BEGIN
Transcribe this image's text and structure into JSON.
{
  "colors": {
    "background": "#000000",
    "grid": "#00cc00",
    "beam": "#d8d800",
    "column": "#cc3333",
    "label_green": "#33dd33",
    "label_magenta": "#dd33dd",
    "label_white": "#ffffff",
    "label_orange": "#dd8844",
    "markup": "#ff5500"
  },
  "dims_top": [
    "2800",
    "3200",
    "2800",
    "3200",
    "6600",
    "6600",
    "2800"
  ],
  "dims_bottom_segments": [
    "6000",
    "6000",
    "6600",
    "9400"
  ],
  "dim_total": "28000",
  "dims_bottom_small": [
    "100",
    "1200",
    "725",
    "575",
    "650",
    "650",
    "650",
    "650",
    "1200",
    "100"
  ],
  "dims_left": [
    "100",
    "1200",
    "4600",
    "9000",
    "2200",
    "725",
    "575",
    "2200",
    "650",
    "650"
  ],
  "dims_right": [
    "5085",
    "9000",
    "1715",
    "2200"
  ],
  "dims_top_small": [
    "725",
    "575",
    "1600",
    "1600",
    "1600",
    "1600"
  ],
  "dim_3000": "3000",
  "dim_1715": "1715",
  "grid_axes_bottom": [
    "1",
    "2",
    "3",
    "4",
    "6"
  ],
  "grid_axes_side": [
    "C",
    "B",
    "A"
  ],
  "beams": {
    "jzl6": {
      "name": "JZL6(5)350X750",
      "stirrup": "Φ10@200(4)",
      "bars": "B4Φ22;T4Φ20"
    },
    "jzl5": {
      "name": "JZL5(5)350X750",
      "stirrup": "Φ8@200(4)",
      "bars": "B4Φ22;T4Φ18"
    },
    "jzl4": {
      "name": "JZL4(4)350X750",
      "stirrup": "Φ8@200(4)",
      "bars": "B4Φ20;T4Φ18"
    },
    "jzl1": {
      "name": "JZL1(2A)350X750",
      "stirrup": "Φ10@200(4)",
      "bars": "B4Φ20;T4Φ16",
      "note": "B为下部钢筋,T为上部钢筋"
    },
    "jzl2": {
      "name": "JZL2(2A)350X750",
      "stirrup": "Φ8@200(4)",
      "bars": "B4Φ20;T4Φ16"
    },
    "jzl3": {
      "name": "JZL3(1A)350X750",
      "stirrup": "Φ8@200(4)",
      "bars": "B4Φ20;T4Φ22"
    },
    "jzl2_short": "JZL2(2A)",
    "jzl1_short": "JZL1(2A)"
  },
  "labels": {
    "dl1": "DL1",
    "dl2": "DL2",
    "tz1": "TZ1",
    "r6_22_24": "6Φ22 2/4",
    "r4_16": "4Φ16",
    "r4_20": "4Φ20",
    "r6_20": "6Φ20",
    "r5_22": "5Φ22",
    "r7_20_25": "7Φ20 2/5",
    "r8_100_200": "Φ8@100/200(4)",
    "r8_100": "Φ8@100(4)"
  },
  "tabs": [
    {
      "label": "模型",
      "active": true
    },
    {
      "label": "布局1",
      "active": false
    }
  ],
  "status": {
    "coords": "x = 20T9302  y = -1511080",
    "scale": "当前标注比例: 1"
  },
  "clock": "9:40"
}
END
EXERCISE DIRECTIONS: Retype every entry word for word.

PROBLEM SOLUTION:
Transcribe this image's text and structure into JSON.
{
  "colors": {
    "background": "#000000",
    "grid": "#00cc00",
    "beam": "#d8d800",
    "column": "#cc3333",
    "label_green": "#33dd33",
    "label_magenta": "#dd33dd",
    "label_white": "#ffffff",
    "label_orange": "#dd8844",
    "markup": "#ff5500"
  },
  "dims_top": [
    "2800",
    "3200",
    "2800",
    "3200",
    "6600",
    "6600",
    "2800"
  ],
  "dims_bottom_segments": [
    "6000",
    "6000",
    "6600",
    "9400"
  ],
  "dim_total": "28000",
  "dims_bottom_small": [
    "100",
    "1200",
    "725",
    "575",
    "650",
    "650",
    "650",
    "650",
    "1200",
    "100"
  ],
  "dims_left": [
    "100",
    "1200",
    "4600",
    "9000",
    "2200",
    "725",
    "575",
    "2200",
    "650",
    "650"
  ],
  "dims_right": [
    "5085",
    "9000",
    "1715",
    "2200"
  ],
  "dims_top_small": [
    "725",
    "575",
    "1600",
    "1600",
    "1600",
    "1600"
  ],
  "dim_3000": "3000",
  "dim_1715": "1715",
  "grid_axes_bottom": [
    "1",
    "2",
    "3",
    "4",
    "6"
  ],
  "grid_axes_side": [
    "C",
    "B",
    "A"
  ],
  "beams": {
    "jzl6": {
      "name": "JZL6(5)350X750",
      "stirrup": "Φ10@200(4)",
      "bars": "B4Φ22;T4Φ20"
    },
    "jzl5": {
      "name": "JZL5(5)350X750",
      "stirrup": "Φ8@200(4)",
      "bars": "B4Φ22;T4Φ18"
    },
    "jzl4": {
      "name": "JZL4(4)350X750",
      "stirrup": "Φ8@200(4)",
      "bars": "B4Φ20;T4Φ18"
    },
    "jzl1": {
      "name": "JZL1(2A)350X750",
      "stirrup": "Φ10@200(4)",
      "bars": "B4Φ20;T4Φ16",
      "note": "B为下部钢筋,T为上部钢筋"
    },
    "jzl2": {
      "name": "JZL2(2A)350X750",
      "stirrup": "Φ8@200(4)",
      "bars": "B4Φ20;T4Φ16"
    },
    "jzl3": {
      "name": "JZL3(1A)350X750",
      "stirrup": "Φ8@200(4)",
      "bars": "B4Φ20;T4Φ22"
    },
    "jzl2_short": "JZL2(2A)",
    "jzl1_short": "JZL1(2A)"
  },
  "labels": {
    "dl1": "DL1",
    "dl2": "DL2",
    "tz1": "TZ1",
    "r6_22_24": "6Φ22 2/4",
    "r4_16": "4Φ16",
    "r4_20": "4Φ20",
    "r6_20": "6Φ20",
    "r5_22": "5Φ22",
    "r7_20_25": "7Φ20 2/5",
    "r8_100_200": "Φ8@100/200(4)",
    "r8_100": "Φ8@100(4)"
  },
  "tabs": [
    {
      "label": "模型",
      "active": true
    },
    {
      "label": "布局1",
      "active": false
    }
  ],
  "status": {
    "coords": "x = 20T9302  y = -1511080",
    "scale": "当前标注比例: 1"
  },
  "clock": "9:40"
}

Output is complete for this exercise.